Cornelia Pinkham, ’ll, will he tem
porary captain, and will keep a record
of the attendance. Several of the alum
nae who have been taken into the secret
| are very much interested in this new
! plan.
-- ♦ --
Rae Zimmerman, Fielda McClain,
Tone Lambert and Ethel Clark, who
have all been in Eugene for the week,
| returned to Portland Sunday.
O. A. C. is trying a new system of
not help but feel that they are merely
| gell, who last year was general mana
ger, has left the college and Malcolm
Cox, ’10, will be general graduate man
i ager.
Oregon Already Has Two Gradu

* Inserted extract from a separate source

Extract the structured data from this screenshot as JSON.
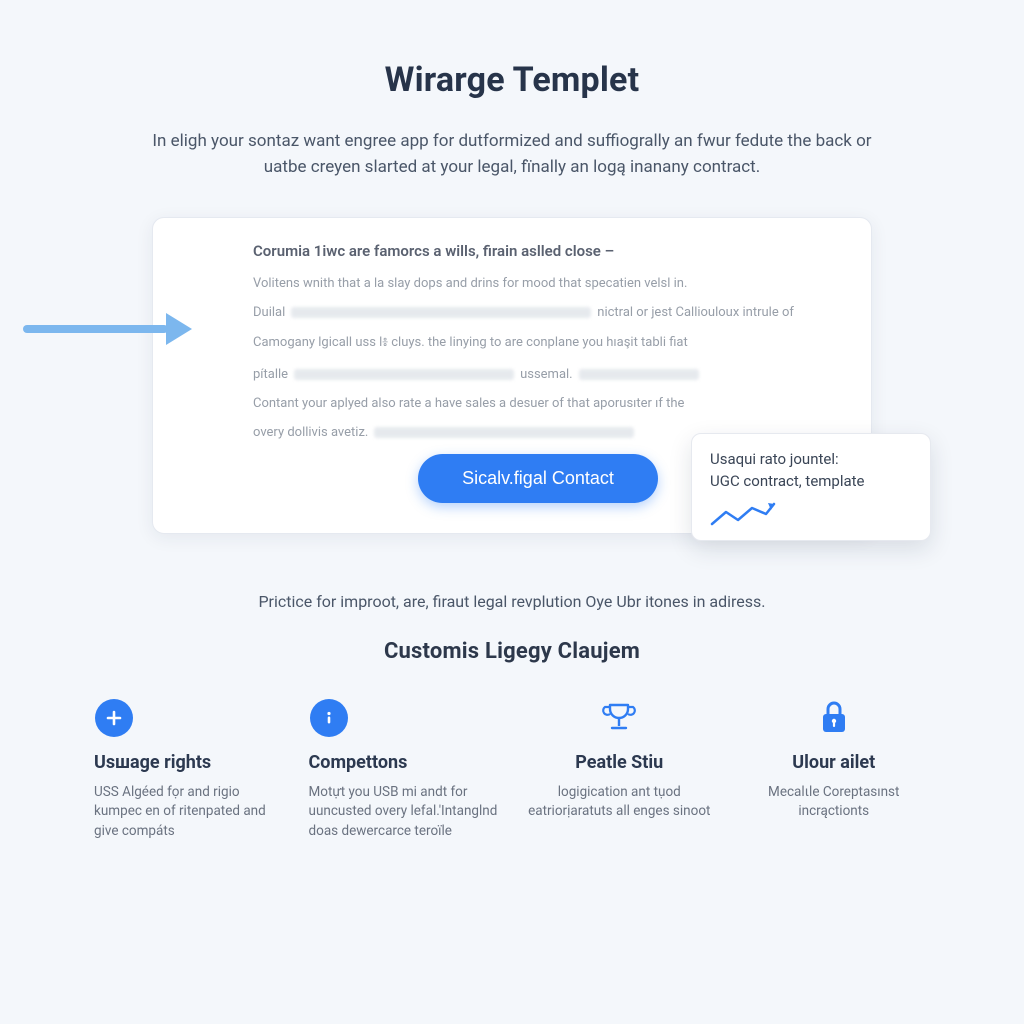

ates at Oxford, Cecil Lyans, ’10,
and Wistar Johnson, ’06.
.Examinations for the Rhodes Schol
arship will be held in Eugene at the Uni
versity campus October 25 and 26. These
examinations will be in charge of Pro
fessors Dunn and Straub. All candi
dates are urgently requested to com
municate immediately with these men.
Examinations will include Latin, Greek
and Mathematics.
The questions arc sent out from Ox
ford College, and are also corrected
there. I he papers are marked either as
passed or failed. Those marked passed
are returned to the place where they
were written and from the owners of
these papers the successful candidate
is chosen. 1 he selection is made by a
comm'ttee consisting of the presidents
of the six universities and colleges in
Oregon, Willamette University, Pacific
University, Albany College, Dallas Col
lege, Oregon Agricultural College, and
the University of Oregon.
I he Rhodes Scholarship sends (he
holder to Oxford College, England, for
three years, with a pearly allowance of
about $1,500.00, enough to pay for the
schooling expenses and a continental
trip each summer.
Oregon now has two of its graduates
in England on this scholarship: Cecil
Lyans, '09, and Wistar Johnson, ’06.
So far Dean Collins is the only local
man who has announced himself as a
I he department of public speaking is
offering three new courses this semes
ter. The most important is that of
Public Discourse. Ibis course is mod
eled after a similar one at Harvard.
It includes tse greater part of the work
offered last year in the course in argu
mentation, with the addition of con
siderable work in the other forms of
A course m parliamentary law has
also been added, as well as one in ex
temporaneous speaking for girls.
Lee James Canfield, ex-’12 in Engi
neering, is running for county surveyor
of Clackamas county. He has held the
position of deputy since the close of
Lloyd II. Hamren, leader of Utah’s
debating team against Oregon last year,
is now editor of the U. of U. Chron
! icle.
I he Chi Omega fraternity was enter
tained by Miss Vivian Simms, from
Northwestern, Saturday afternoon.
I he Y. YV. C. A. had a reception for
the freshman girls at Mrs. P. L. Camp
bell’s Friday afternoon from 3:30 to
5 :00. Refreshments were served in the
| dining room.